It pressed against the gap.  Too big.  But it could work at the hole.  Make it bigger.

“Spackle it,” Randy murmured.  “Like mortar.”

Nikki’s mouth had gone dry.  The need to hurry pressed at her.

She pictured the wall of the house with the lines of bricks, the overlapping rows providing support.  Spreading the mortar in the cracks.

Randy squeezed her shoulders.  She was trembling with exhaustion.

Breathe, breathe, breathe!

The world titled sideways.  Nikki fell away from the music.  The sidewalk bounced up to her face.


Her chest locked up tight.  For a terrifying moment, she couldn’t breathe.

Randy pulled her up into his arms, wrapping them around her.

Better.  She could breathe.

The hunger had receded from the air.  But its satisfaction tinged the air.

Bit by bit, she took in her surroundings again.  Brian was still frozen in his truck, reaching for the passenger lock.  A neighbor across the street was stuck in mid-step.
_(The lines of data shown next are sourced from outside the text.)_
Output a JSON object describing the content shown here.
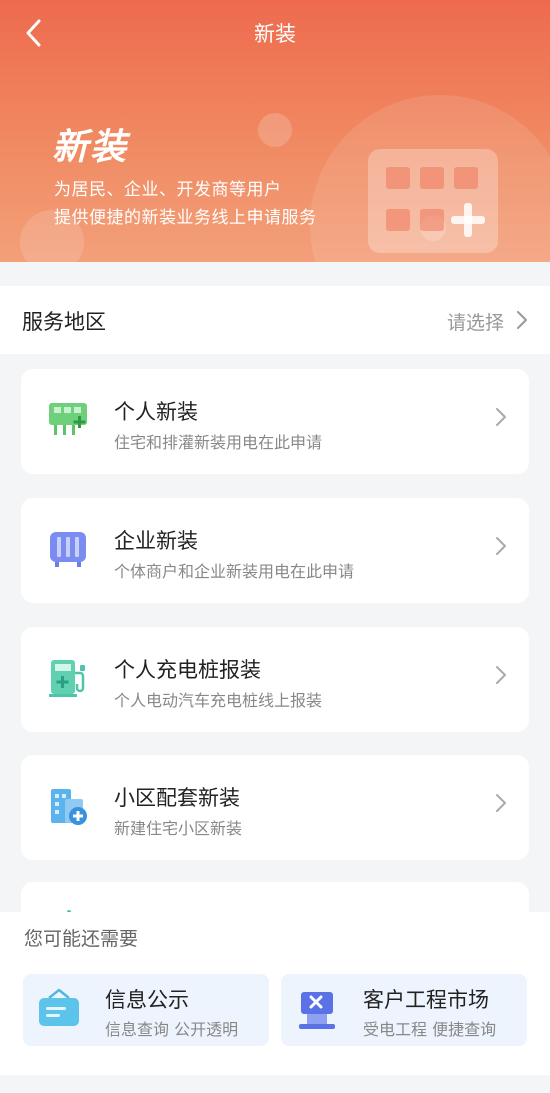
{
  "header": {
    "title": "新装",
    "back_icon": "chevron-left-icon"
  },
  "hero": {
    "title": "新装",
    "subtitle_line1": "为居民、企业、开发商等用户",
    "subtitle_line2": "提供便捷的新装业务线上申请服务",
    "illustration_icon": "building-plus-icon"
  },
  "region": {
    "label": "服务地区",
    "value": "请选择"
  },
  "services": [
    {
      "title": "个人新装",
      "desc": "住宅和排灌新装用电在此申请",
      "icon": "meter-plus-icon",
      "color": "#5cc46a"
    },
    {
      "title": "企业新装",
      "desc": "个体商户和企业新装用电在此申请",
      "icon": "transformer-icon",
      "color": "#6a7fe8"
    },
    {
      "title": "个人充电桩报装",
      "desc": "个人电动汽车充电桩线上报装",
      "icon": "charging-pile-icon",
      "color": "#4fc4a8"
    },
    {
      "title": "小区配套新装",
      "desc": "新建住宅小区新装",
      "icon": "residential-building-icon",
      "color": "#4aa8e8"
    }
  ],
  "recommend": {
    "title": "您可能还需要",
    "items": [
      {
        "title": "信息公示",
        "desc": "信息查询 公开透明",
        "icon": "notice-board-icon"
      },
      {
        "title": "客户工程市场",
        "desc": "受电工程 便捷查询",
        "icon": "engineering-market-icon"
      }
    ]
  },
  "colors": {
    "hero_top": "#ee6a4e",
    "hero_bottom": "#f3a07a",
    "recommend_bg": "#eef4fd"
  }
}
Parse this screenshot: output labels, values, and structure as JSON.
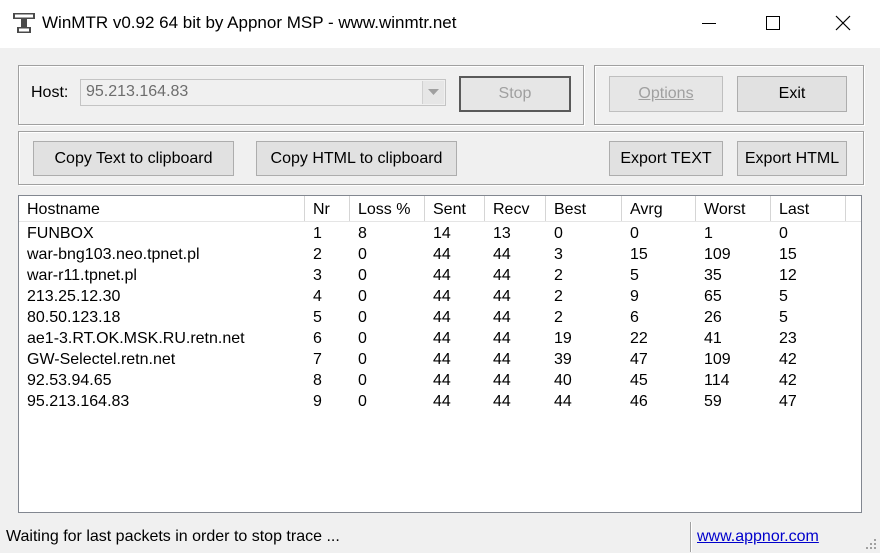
{
  "window": {
    "title": "WinMTR v0.92 64 bit by Appnor MSP - www.winmtr.net",
    "icon": "winmtr-app-icon"
  },
  "host": {
    "label": "Host:",
    "value": "95.213.164.83"
  },
  "buttons": {
    "stop": "Stop",
    "options": "Options",
    "exit": "Exit",
    "copy_text": "Copy Text to clipboard",
    "copy_html": "Copy HTML to clipboard",
    "export_text": "Export TEXT",
    "export_html": "Export HTML"
  },
  "table": {
    "columns": [
      "Hostname",
      "Nr",
      "Loss %",
      "Sent",
      "Recv",
      "Best",
      "Avrg",
      "Worst",
      "Last"
    ],
    "rows": [
      [
        "FUNBOX",
        "1",
        "8",
        "14",
        "13",
        "0",
        "0",
        "1",
        "0"
      ],
      [
        "war-bng103.neo.tpnet.pl",
        "2",
        "0",
        "44",
        "44",
        "3",
        "15",
        "109",
        "15"
      ],
      [
        "war-r11.tpnet.pl",
        "3",
        "0",
        "44",
        "44",
        "2",
        "5",
        "35",
        "12"
      ],
      [
        "213.25.12.30",
        "4",
        "0",
        "44",
        "44",
        "2",
        "9",
        "65",
        "5"
      ],
      [
        "80.50.123.18",
        "5",
        "0",
        "44",
        "44",
        "2",
        "6",
        "26",
        "5"
      ],
      [
        "ae1-3.RT.OK.MSK.RU.retn.net",
        "6",
        "0",
        "44",
        "44",
        "19",
        "22",
        "41",
        "23"
      ],
      [
        "GW-Selectel.retn.net",
        "7",
        "0",
        "44",
        "44",
        "39",
        "47",
        "109",
        "42"
      ],
      [
        "92.53.94.65",
        "8",
        "0",
        "44",
        "44",
        "40",
        "45",
        "114",
        "42"
      ],
      [
        "95.213.164.83",
        "9",
        "0",
        "44",
        "44",
        "44",
        "46",
        "59",
        "47"
      ]
    ]
  },
  "status": {
    "text": "Waiting for last packets in order to stop trace ...",
    "link": "www.appnor.com"
  }
}
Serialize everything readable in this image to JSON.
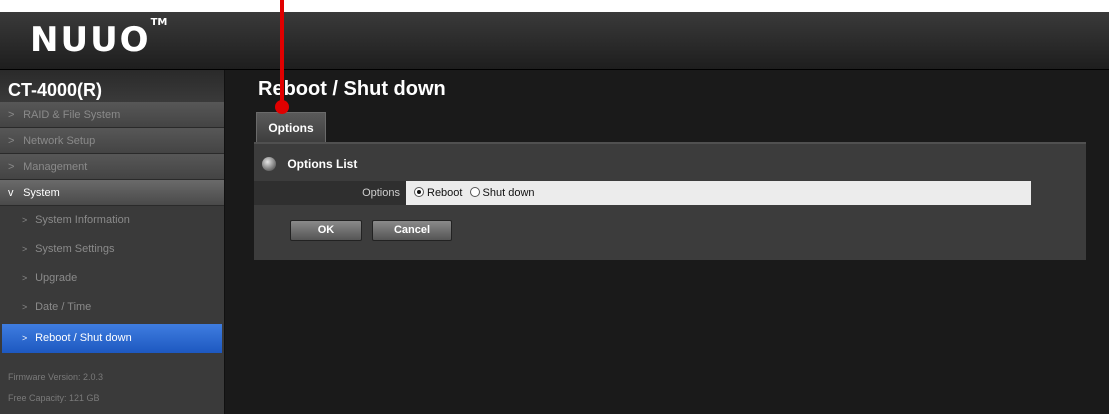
{
  "header": {
    "logo": "NUUO",
    "trademark": "TM"
  },
  "sidebar": {
    "device_name": "CT-4000(R)",
    "sections": [
      {
        "label": "RAID & File System",
        "chevron": ">"
      },
      {
        "label": "Network Setup",
        "chevron": ">"
      },
      {
        "label": "Management",
        "chevron": ">"
      },
      {
        "label": "System",
        "chevron": "v"
      }
    ],
    "sub_items": [
      {
        "label": "System Information"
      },
      {
        "label": "System Settings"
      },
      {
        "label": "Upgrade"
      },
      {
        "label": "Date / Time"
      },
      {
        "label": "Reboot / Shut down",
        "active": true
      }
    ],
    "firmware": "Firmware Version: 2.0.3",
    "capacity": "Free Capacity: 121 GB"
  },
  "main": {
    "title": "Reboot / Shut down",
    "tab_label": "Options",
    "panel_header": "Options List",
    "options_label": "Options",
    "radio_options": [
      {
        "label": "Reboot",
        "selected": true
      },
      {
        "label": "Shut down",
        "selected": false
      }
    ],
    "ok_label": "OK",
    "cancel_label": "Cancel"
  },
  "colors": {
    "accent": "#1d58c0",
    "annotation": "#e00000",
    "background": "#1a1a1a"
  },
  "icons": {
    "bullet": "options-list-bullet-icon",
    "chevron": "chevron-right-icon",
    "expanded": "chevron-down-icon"
  }
}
Randy?  He was moving, alive, resting his chin on her shoulder.  But his eyes were alarmed.

She’d been avoiding that thing in the middle of the street.  Now she looked.

Her breath caught in her throat, souring.  The edges of the portal had solidified.

She’d made it worse.

Writing in Pubic Story #6, Scene 18


Randy took off at a run, headed back to the Chandler house.

Fear pounded in his throat and face and chest. It pushed at him from behind and came at him from all around.

The day had grown distressingly dark.  He could still see the sun through the trees, but it seemed dimmer.

He ran past neighbors coming out of their house, shadows in their eyes.

Was it his imagination, or did they all seem to moving unnaturally slowly?

Up ahead, the sight of a big portal sitting in the street made him gasp.

It looked wrong.  Inside out.  And why were all the houses feeding into it?

None of the other six worked any more.  Too many rennovations.

The music notes wrapped around him, asking, pleading.

What did they want?  The music was part of the portal.

He looked around, casting about for an idea.  Any idea.

Cold chilled him.  His neighbors had come out of their houses to see the portal.  They were motionless.

One man had his foot in the air, about to take a step.  Another was in the middle of a run.

It was eeriely quiet, except for the music.  No lawn mowers.  No cars driving.  No children’s voices.

It was like the world had stopped.

Why was he able to move?

Then he caught a flash of movement up ahead.  Nikki.

Relief flooded through him.

Lights sparked around her.  Yellow, with bits of black and red.

She needed help.